**Action item:** When you find the word "title" in a line of the entries, please copy the whole line.

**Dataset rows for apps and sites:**

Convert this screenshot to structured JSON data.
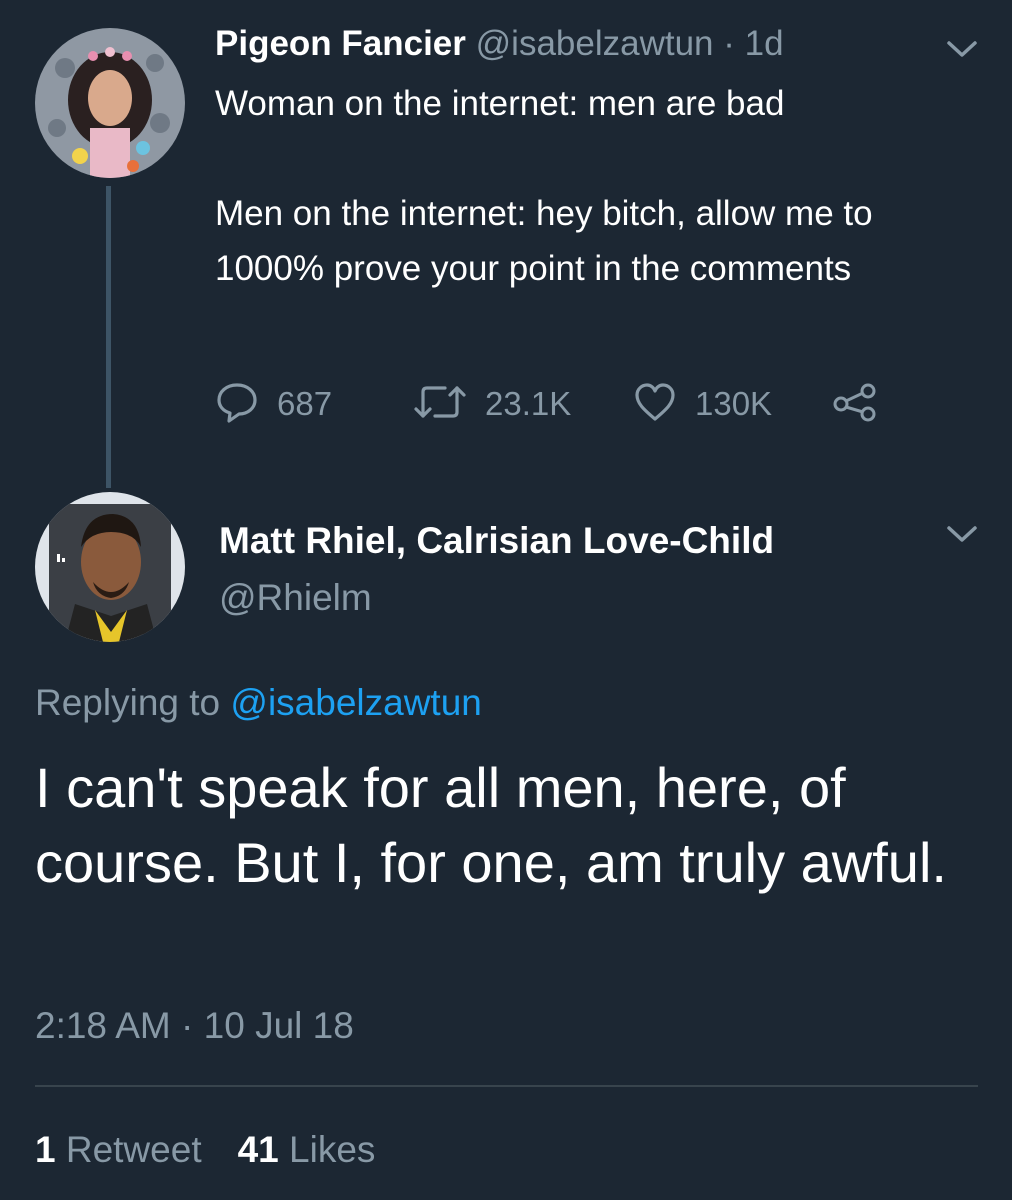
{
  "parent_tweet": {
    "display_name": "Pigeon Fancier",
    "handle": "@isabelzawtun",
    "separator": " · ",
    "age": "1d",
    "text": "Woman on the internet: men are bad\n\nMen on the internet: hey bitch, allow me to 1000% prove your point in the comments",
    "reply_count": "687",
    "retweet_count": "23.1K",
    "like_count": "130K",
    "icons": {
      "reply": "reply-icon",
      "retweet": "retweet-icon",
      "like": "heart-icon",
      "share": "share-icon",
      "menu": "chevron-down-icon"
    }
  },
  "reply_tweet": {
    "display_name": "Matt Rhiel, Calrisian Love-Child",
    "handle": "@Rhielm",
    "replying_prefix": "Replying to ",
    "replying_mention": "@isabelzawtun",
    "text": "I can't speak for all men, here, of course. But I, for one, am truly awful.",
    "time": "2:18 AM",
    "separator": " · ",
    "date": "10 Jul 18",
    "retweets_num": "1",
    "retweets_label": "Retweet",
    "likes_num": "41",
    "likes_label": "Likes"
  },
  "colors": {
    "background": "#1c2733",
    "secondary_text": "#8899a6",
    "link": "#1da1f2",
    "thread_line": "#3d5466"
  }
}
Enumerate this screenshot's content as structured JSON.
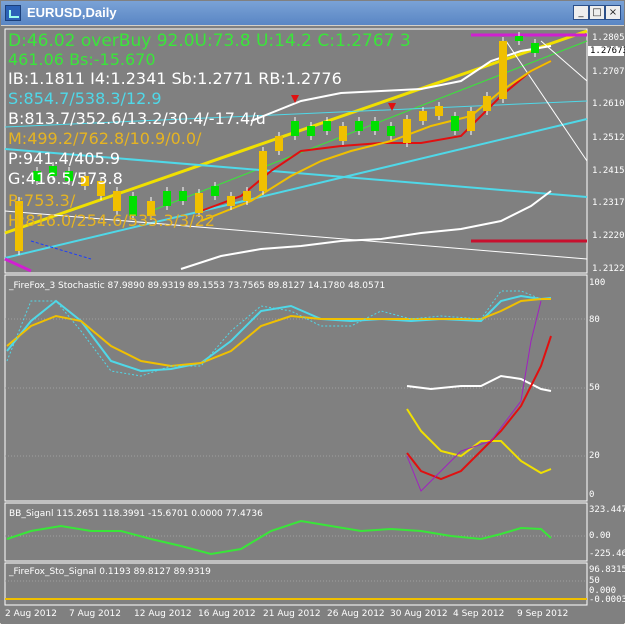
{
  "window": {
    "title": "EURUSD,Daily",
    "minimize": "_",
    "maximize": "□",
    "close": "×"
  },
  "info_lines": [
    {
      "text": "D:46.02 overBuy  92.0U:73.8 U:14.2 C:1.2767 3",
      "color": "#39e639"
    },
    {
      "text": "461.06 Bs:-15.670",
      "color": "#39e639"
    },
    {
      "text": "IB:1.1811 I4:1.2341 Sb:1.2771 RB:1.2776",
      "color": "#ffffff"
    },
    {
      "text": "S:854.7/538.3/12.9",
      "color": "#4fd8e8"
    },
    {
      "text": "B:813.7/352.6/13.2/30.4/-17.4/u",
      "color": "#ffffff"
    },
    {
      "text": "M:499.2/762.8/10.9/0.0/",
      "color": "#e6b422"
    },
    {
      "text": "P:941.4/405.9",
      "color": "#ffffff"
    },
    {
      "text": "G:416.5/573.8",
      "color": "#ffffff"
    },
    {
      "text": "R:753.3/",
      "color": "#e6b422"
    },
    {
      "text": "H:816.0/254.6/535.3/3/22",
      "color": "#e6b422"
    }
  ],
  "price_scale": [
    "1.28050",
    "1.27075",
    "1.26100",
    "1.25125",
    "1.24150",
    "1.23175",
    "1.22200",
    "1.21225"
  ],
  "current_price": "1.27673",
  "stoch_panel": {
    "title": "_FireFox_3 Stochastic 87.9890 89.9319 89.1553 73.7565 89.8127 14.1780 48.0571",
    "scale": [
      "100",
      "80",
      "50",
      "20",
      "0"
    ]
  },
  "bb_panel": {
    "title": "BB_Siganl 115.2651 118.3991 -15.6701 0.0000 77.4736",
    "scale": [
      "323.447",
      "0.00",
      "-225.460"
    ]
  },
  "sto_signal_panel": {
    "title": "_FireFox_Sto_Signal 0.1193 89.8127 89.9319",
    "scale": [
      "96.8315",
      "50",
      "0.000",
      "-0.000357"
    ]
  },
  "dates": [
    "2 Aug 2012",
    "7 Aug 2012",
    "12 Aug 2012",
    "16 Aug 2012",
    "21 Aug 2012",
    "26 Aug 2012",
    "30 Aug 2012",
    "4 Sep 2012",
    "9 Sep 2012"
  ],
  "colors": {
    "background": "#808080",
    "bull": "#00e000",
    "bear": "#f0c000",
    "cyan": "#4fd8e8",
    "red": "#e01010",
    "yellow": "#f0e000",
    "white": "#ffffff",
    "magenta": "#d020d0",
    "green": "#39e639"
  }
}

**The answer:**
    "title": "EURUSD,Daily",
    "title": "_FireFox_3 Stochastic 87.9890 89.9319 89.1553 73.7565 89.8127 14.1780 48.0571",
    "title": "BB_Siganl 115.2651 118.3991 -15.6701 0.0000 77.4736",
    "title": "_FireFox_Sto_Signal 0.1193 89.8127 89.9319",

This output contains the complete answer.